> **TRY IT**
The count of lines below that include the string "header" is the whole answer; write it alone.
STUDY MATERIAL Block Start
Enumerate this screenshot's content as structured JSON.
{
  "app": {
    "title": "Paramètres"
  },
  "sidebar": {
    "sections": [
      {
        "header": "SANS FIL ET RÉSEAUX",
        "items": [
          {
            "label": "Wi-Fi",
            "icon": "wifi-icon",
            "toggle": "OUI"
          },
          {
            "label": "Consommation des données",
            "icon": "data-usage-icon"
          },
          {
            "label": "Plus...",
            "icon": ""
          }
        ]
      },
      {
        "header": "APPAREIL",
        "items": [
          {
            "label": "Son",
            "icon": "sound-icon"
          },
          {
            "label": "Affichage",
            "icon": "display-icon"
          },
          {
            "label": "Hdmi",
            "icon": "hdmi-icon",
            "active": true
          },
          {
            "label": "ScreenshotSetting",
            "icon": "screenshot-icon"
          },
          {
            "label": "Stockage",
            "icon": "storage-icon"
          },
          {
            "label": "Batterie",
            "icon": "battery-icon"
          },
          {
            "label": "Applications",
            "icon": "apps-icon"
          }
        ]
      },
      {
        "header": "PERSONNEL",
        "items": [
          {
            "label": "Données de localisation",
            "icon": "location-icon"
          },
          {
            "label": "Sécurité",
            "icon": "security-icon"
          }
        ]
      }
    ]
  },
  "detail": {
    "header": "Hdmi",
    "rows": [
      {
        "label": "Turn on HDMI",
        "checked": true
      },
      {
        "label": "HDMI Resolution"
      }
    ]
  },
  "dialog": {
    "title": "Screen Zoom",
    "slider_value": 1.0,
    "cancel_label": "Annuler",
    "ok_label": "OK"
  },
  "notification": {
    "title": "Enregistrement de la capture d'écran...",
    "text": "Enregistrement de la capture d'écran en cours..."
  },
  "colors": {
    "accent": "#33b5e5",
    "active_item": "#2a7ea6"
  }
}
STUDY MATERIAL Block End
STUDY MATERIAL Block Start
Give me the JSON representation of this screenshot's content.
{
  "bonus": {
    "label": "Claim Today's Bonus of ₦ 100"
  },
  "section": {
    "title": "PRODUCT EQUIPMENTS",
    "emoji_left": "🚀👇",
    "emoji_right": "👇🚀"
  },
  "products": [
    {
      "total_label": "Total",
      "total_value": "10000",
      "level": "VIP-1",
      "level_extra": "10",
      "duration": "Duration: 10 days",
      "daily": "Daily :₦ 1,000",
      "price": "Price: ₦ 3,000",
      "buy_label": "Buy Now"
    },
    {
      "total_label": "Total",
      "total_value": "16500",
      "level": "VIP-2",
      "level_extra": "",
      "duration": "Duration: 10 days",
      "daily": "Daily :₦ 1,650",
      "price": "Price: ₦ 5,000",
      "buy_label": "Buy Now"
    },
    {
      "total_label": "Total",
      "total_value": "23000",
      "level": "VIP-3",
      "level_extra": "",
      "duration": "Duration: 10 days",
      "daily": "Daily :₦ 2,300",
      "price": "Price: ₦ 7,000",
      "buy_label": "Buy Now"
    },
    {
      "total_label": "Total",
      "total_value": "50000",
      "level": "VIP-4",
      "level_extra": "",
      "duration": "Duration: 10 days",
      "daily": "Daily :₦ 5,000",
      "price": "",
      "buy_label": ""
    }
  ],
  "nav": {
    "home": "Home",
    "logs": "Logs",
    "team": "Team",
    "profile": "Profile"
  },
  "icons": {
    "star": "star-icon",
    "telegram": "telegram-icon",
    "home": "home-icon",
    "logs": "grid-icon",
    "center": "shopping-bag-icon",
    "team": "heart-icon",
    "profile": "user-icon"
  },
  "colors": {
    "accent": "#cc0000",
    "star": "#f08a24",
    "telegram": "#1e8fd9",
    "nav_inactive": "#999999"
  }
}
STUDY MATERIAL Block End
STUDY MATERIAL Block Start
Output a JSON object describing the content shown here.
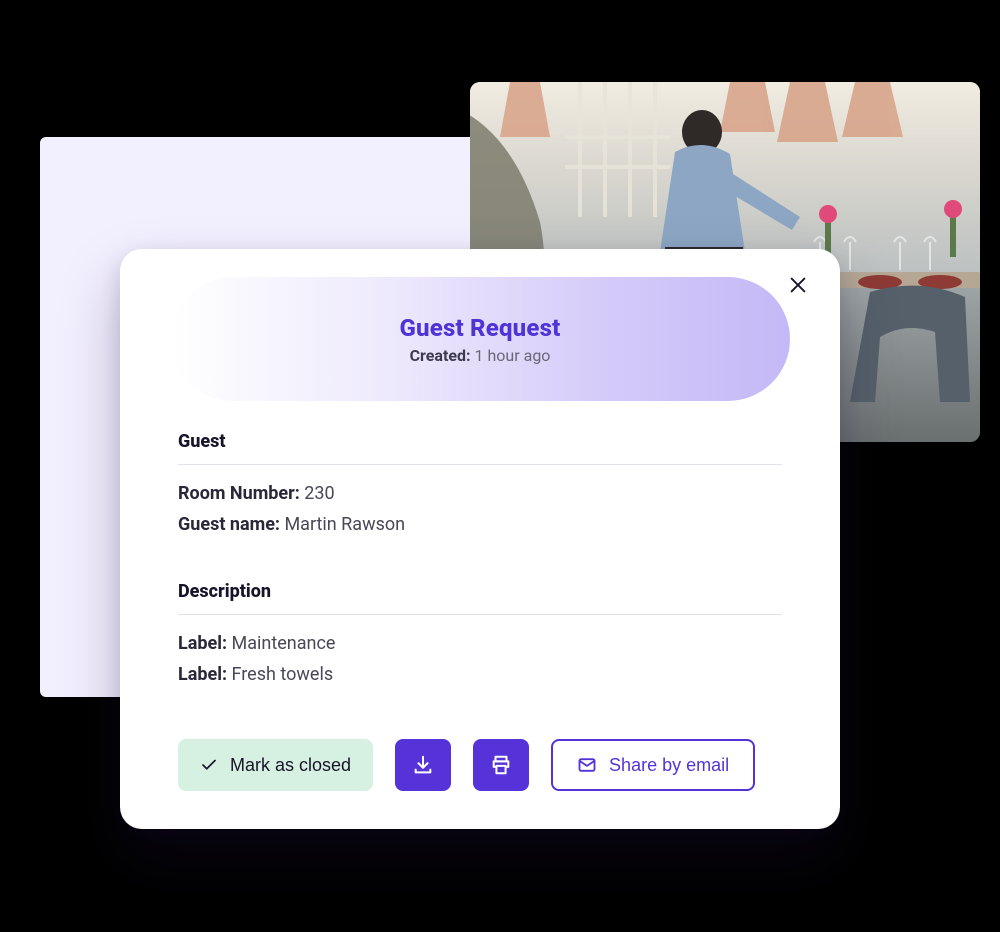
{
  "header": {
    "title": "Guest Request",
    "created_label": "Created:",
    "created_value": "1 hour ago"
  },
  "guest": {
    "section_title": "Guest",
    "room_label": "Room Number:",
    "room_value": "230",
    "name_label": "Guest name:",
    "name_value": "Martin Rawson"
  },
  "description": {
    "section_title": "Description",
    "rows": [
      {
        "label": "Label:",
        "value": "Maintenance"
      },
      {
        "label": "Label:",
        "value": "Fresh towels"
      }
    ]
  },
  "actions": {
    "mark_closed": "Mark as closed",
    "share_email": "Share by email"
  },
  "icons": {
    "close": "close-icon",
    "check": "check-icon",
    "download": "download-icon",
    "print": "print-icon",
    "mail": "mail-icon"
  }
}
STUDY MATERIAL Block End
> **OUTPUT BELOW**
5